■ THE TASK:
Type out each record word for word. Pictures stay out.

[Entries from a dataset of interfaces]
○ ○ ○ ○ ○

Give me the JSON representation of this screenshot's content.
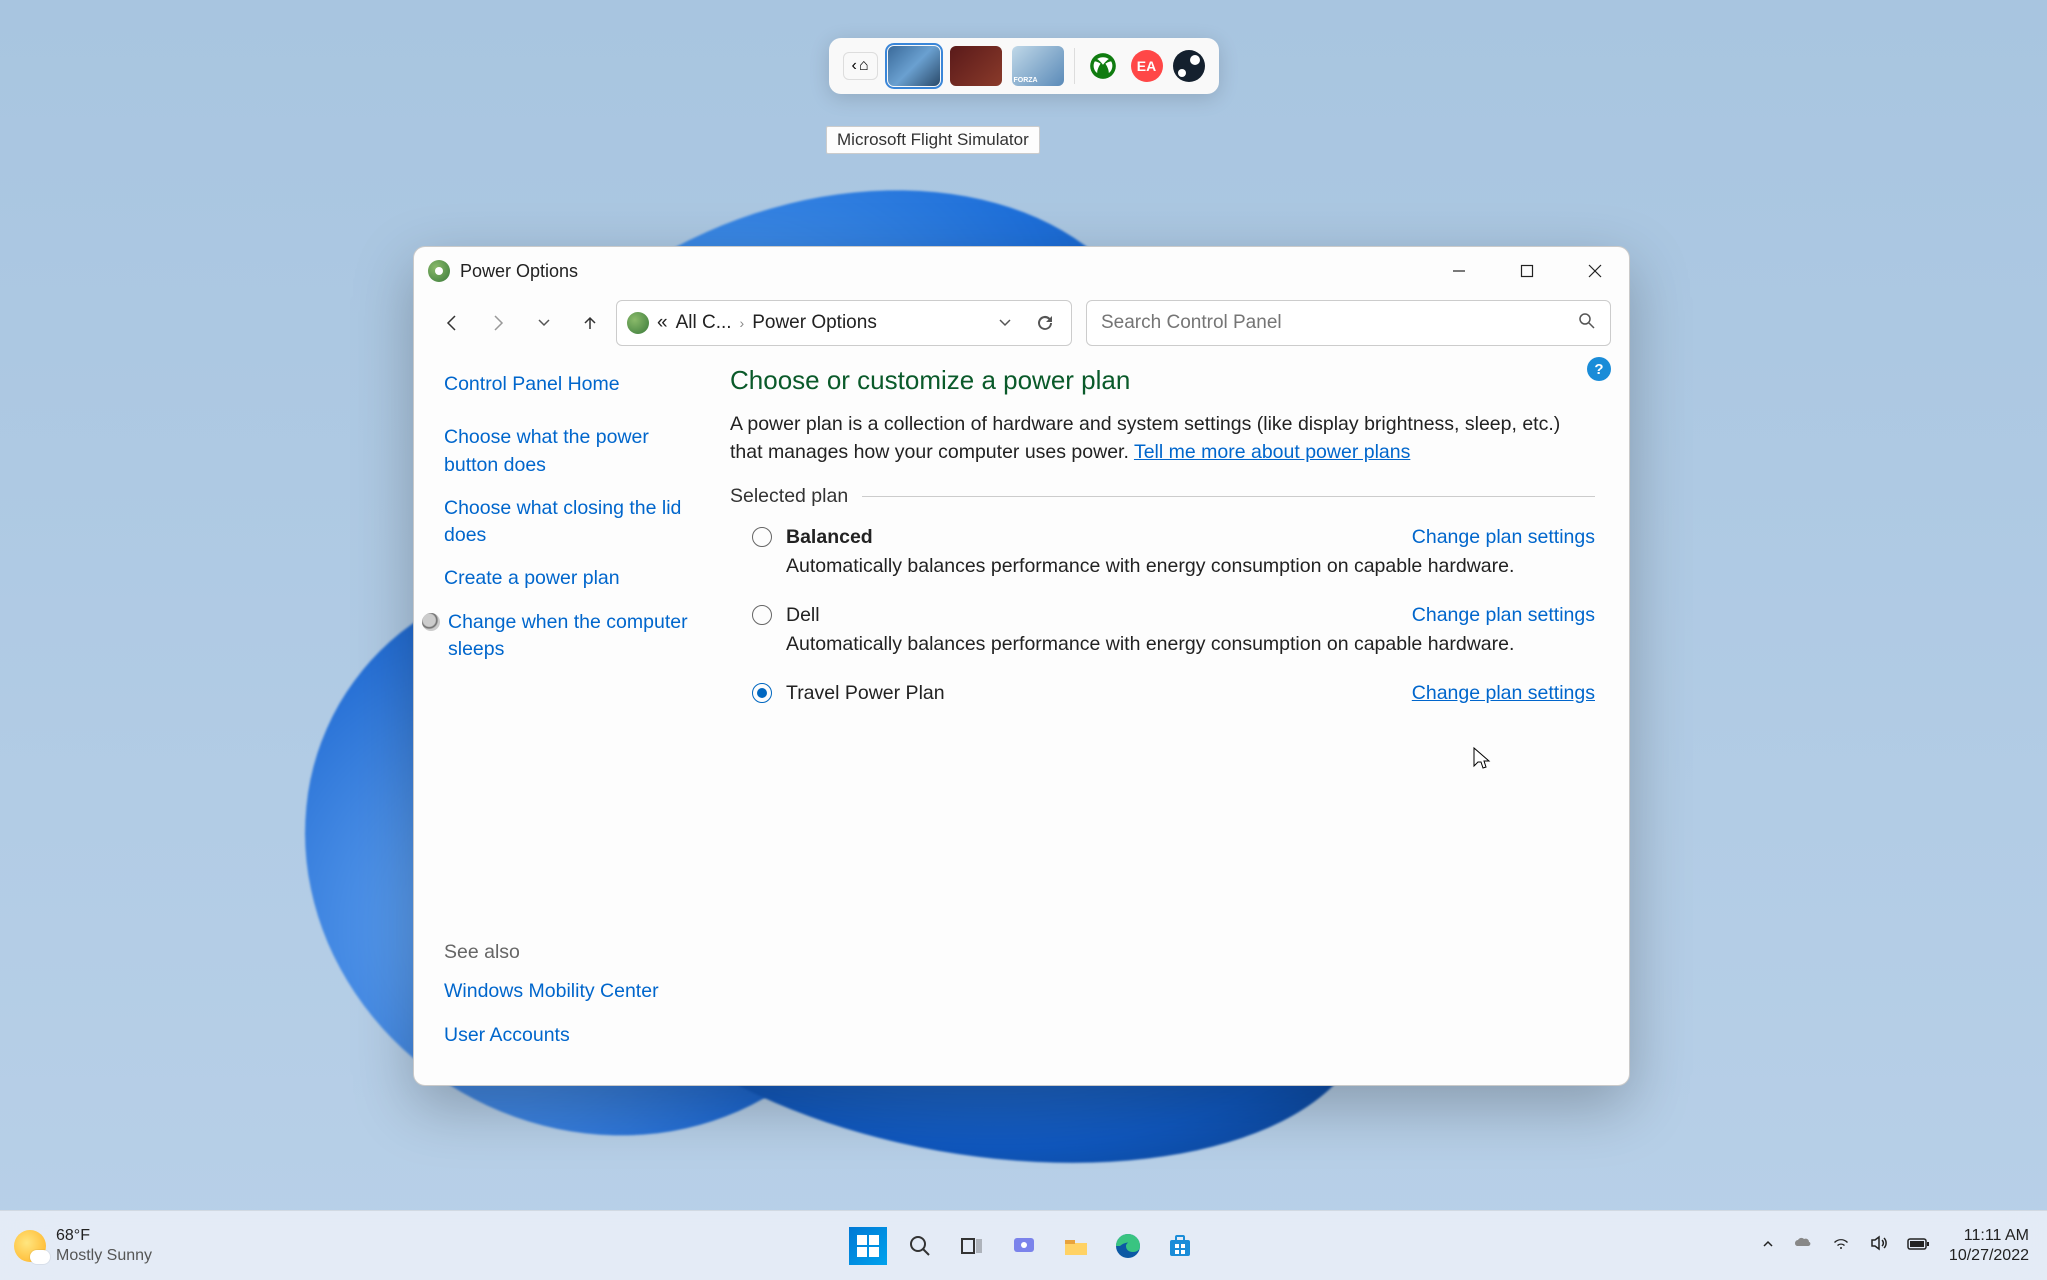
{
  "gamebar": {
    "tooltip": "Microsoft Flight Simulator"
  },
  "window": {
    "title": "Power Options",
    "breadcrumb": {
      "root": "«",
      "level1": "All C...",
      "level2": "Power Options"
    },
    "search_placeholder": "Search Control Panel"
  },
  "sidebar": {
    "home": "Control Panel Home",
    "links": [
      "Choose what the power button does",
      "Choose what closing the lid does",
      "Create a power plan",
      "Change when the computer sleeps"
    ],
    "see_also_heading": "See also",
    "see_also": [
      "Windows Mobility Center",
      "User Accounts"
    ]
  },
  "content": {
    "heading": "Choose or customize a power plan",
    "desc_pre": "A power plan is a collection of hardware and system settings (like display brightness, sleep, etc.) that manages how your computer uses power. ",
    "desc_link": "Tell me more about power plans",
    "group_label": "Selected plan",
    "change_link": "Change plan settings",
    "plans": [
      {
        "name": "Balanced",
        "bold": true,
        "desc": "Automatically balances performance with energy consumption on capable hardware.",
        "selected": false
      },
      {
        "name": "Dell",
        "bold": false,
        "desc": "Automatically balances performance with energy consumption on capable hardware.",
        "selected": false
      },
      {
        "name": "Travel Power Plan",
        "bold": false,
        "desc": "",
        "selected": true
      }
    ]
  },
  "taskbar": {
    "temp": "68°F",
    "cond": "Mostly Sunny",
    "time": "11:11 AM",
    "date": "10/27/2022"
  }
}
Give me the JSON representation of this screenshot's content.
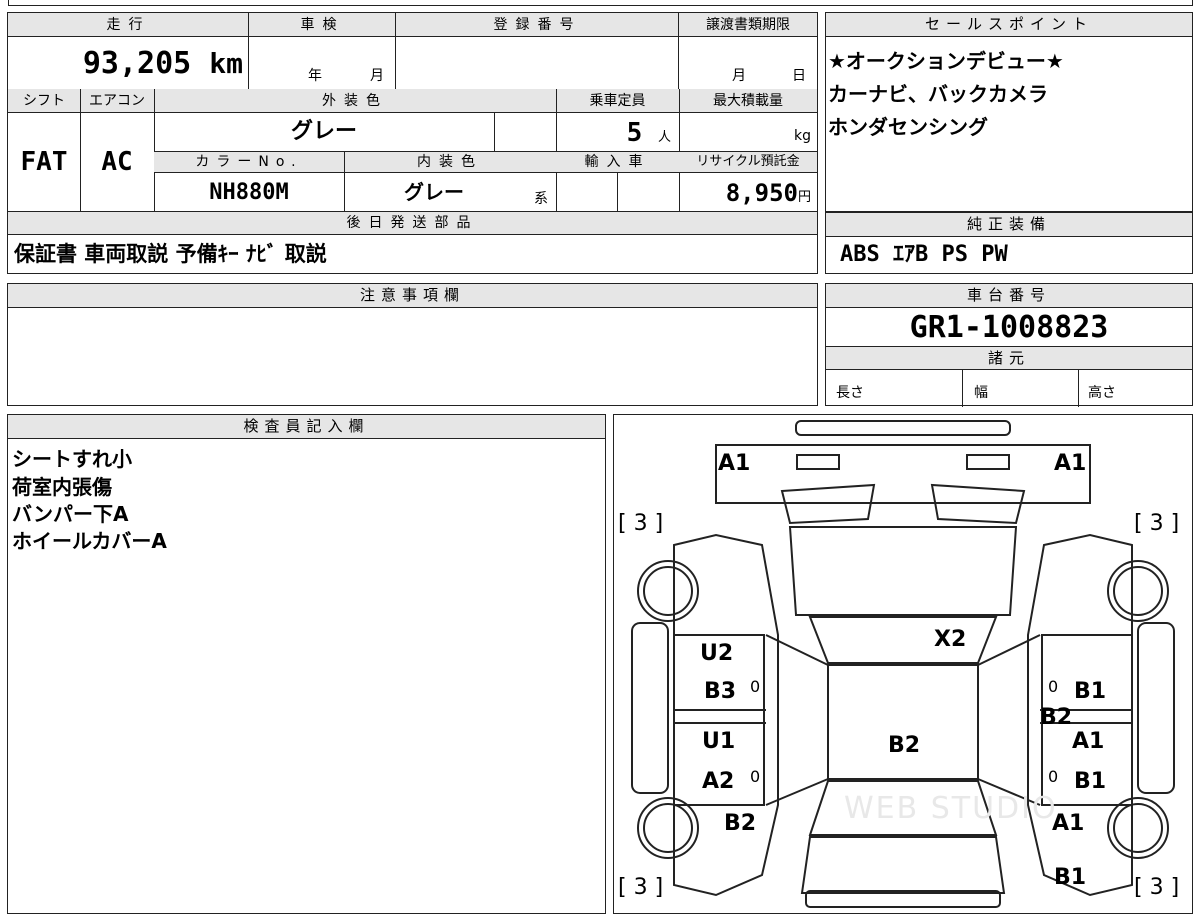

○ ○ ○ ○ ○

■ SOLUTION FOR THIS EXERCISE:
Give me the JSON representation of this screenshot's content.
{
  "gamebar": {
    "tooltip": "Microsoft Flight Simulator"
  },
  "window": {
    "title": "Power Options",
    "breadcrumb": {
      "root": "«",
      "level1": "All C...",
      "level2": "Power Options"
    },
    "search_placeholder": "Search Control Panel"
  },
  "sidebar": {
    "home": "Control Panel Home",
    "links": [
      "Choose what the power button does",
      "Choose what closing the lid does",
      "Create a power plan",
      "Change when the computer sleeps"
    ],
    "see_also_heading": "See also",
    "see_also": [
      "Windows Mobility Center",
      "User Accounts"
    ]
  },
  "content": {
    "heading": "Choose or customize a power plan",
    "desc_pre": "A power plan is a collection of hardware and system settings (like display brightness, sleep, etc.) that manages how your computer uses power. ",
    "desc_link": "Tell me more about power plans",
    "group_label": "Selected plan",
    "change_link": "Change plan settings",
    "plans": [
      {
        "name": "Balanced",
        "bold": true,
        "desc": "Automatically balances performance with energy consumption on capable hardware.",
        "selected": false
      },
      {
        "name": "Dell",
        "bold": false,
        "desc": "Automatically balances performance with energy consumption on capable hardware.",
        "selected": false
      },
      {
        "name": "Travel Power Plan",
        "bold": false,
        "desc": "",
        "selected": true
      }
    ]
  },
  "taskbar": {
    "temp": "68°F",
    "cond": "Mostly Sunny",
    "time": "11:11 AM",
    "date": "10/27/2022"
  }
}
Give me the JSON representation of this screenshot's content.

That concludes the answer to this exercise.